Central bankers don’t know what higher or lower interest rates will do. They have some idea. The US Federal Reserve, for example, is often confident when they hike or lower interest rates.
How much do you think central bankers make? Most of these people are rich before they ever enter the role. And when they leave, they accumulate even more wealth as a consultant, book deals, etc.
Many will tell you crypto's are one big scam. Some will happily explain it’s the future of money. Some love it, many hate it. But the real question is why do the haters hate it with such vigour and bite?
No, it’s not October you should blame for our recent decline. You should blame those who allowed asset prices to get so high in the first place. Blame the banks.
Money in itself is whatever we all decide to accept, but also it’s whatever the central banks decided we should accept. A central bank for instance could decide that thin pieces of plastic will no longer be money.
I don’t think bitcoin is the biggest threat to banks. Instead they should be far more worried about two tech giants growing in the East. I would argue this is an inevitable move.
At time of writing, shares of Westpac Banking Corporation [ASX:WBC] are marginally lower today, trading at $27.15. However, this share price is its lowest return in five years.
Last week, Assistant Governor of the Reserve Bank of Australia made a speech about money and credit. Sounds boring, right? Well, that’s what the bankers would like you to believe...
And the people offering these services and technologies are, for the most part, start-ups. These are ambitious companies trying to stay at the cutting edge of new finance. It’s fantastic for consumers. We now have more options than ever before.
For over a year, shares in our big four banks have been trending down. Go back even further, and their share prices have barely moved in a decade.
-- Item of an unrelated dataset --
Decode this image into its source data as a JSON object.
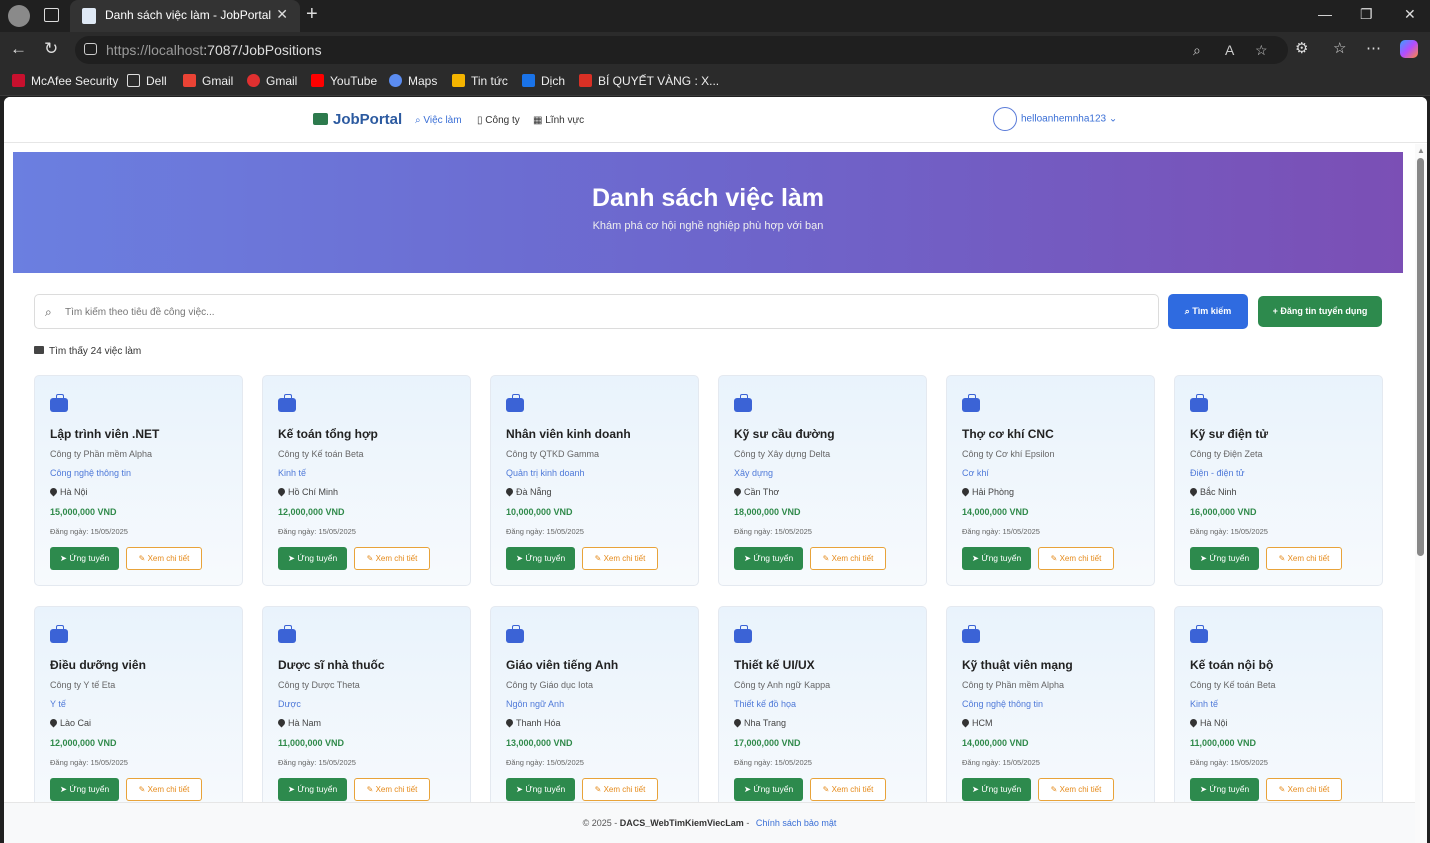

In May 2017, Australia’s largest bank (and biggest stock), Commonwealth Bank of Australia [ASX:CBA], got within a whisker of $88. Fast forward to June 2018, CBA’s share price traded below $68 — a fall of around 23%. It’s not just CBA feeling the pinch, though.